▸ EXERCISE REQUIREMENTS:
The pictures must be left out, while the rest of the data is copied exactly.
START RECORDED INFORMATION
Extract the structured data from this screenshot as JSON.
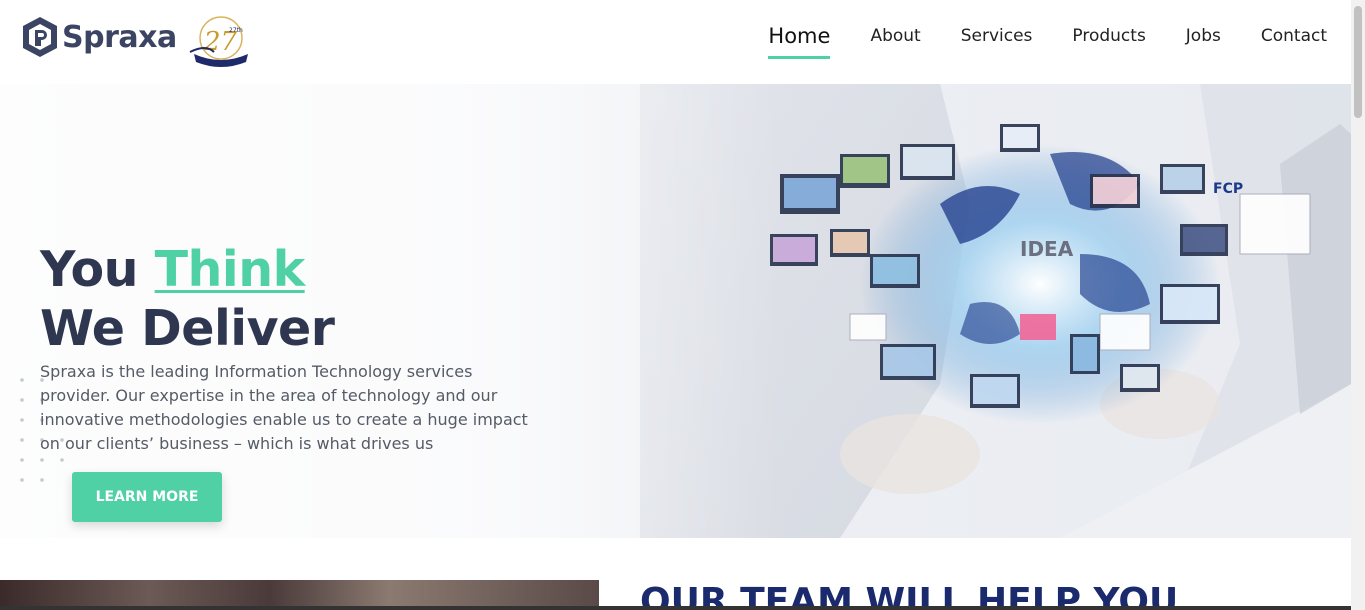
{
  "brand": {
    "name": "Spraxa",
    "logo_icon": "spraxa-logo-icon",
    "anniversary_badge": {
      "icon": "anniversary-27th-badge",
      "text": "27th"
    }
  },
  "nav": {
    "items": [
      {
        "label": "Home",
        "active": true
      },
      {
        "label": "About",
        "active": false
      },
      {
        "label": "Services",
        "active": false
      },
      {
        "label": "Products",
        "active": false
      },
      {
        "label": "Jobs",
        "active": false
      },
      {
        "label": "Contact",
        "active": false
      }
    ]
  },
  "hero": {
    "headline_line1_prefix": "You",
    "headline_line1_accent": "Think",
    "headline_line2": "We Deliver",
    "description": "Spraxa is the leading Information Technology services provider. Our expertise in the area of technology and our innovative methodologies enable us to create a huge impact on our clients’ business – which is what drives us",
    "cta_label": "LEARN MORE",
    "art_labels": {
      "idea": "IDEA",
      "fcp": "FCP"
    }
  },
  "team_section": {
    "heading": "OUR TEAM WILL HELP YOU"
  },
  "colors": {
    "accent": "#4fd1a5",
    "heading_dark": "#2e3650",
    "navy": "#1a2a6c"
  }
}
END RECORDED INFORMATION
▸ ANSWER BOX:
Extract the structured data from this screenshot as JSON.
{
  "brand": {
    "name": "Spraxa",
    "logo_icon": "spraxa-logo-icon",
    "anniversary_badge": {
      "icon": "anniversary-27th-badge",
      "text": "27th"
    }
  },
  "nav": {
    "items": [
      {
        "label": "Home",
        "active": true
      },
      {
        "label": "About",
        "active": false
      },
      {
        "label": "Services",
        "active": false
      },
      {
        "label": "Products",
        "active": false
      },
      {
        "label": "Jobs",
        "active": false
      },
      {
        "label": "Contact",
        "active": false
      }
    ]
  },
  "hero": {
    "headline_line1_prefix": "You",
    "headline_line1_accent": "Think",
    "headline_line2": "We Deliver",
    "description": "Spraxa is the leading Information Technology services provider. Our expertise in the area of technology and our innovative methodologies enable us to create a huge impact on our clients’ business – which is what drives us",
    "cta_label": "LEARN MORE",
    "art_labels": {
      "idea": "IDEA",
      "fcp": "FCP"
    }
  },
  "team_section": {
    "heading": "OUR TEAM WILL HELP YOU"
  },
  "colors": {
    "accent": "#4fd1a5",
    "heading_dark": "#2e3650",
    "navy": "#1a2a6c"
  }
}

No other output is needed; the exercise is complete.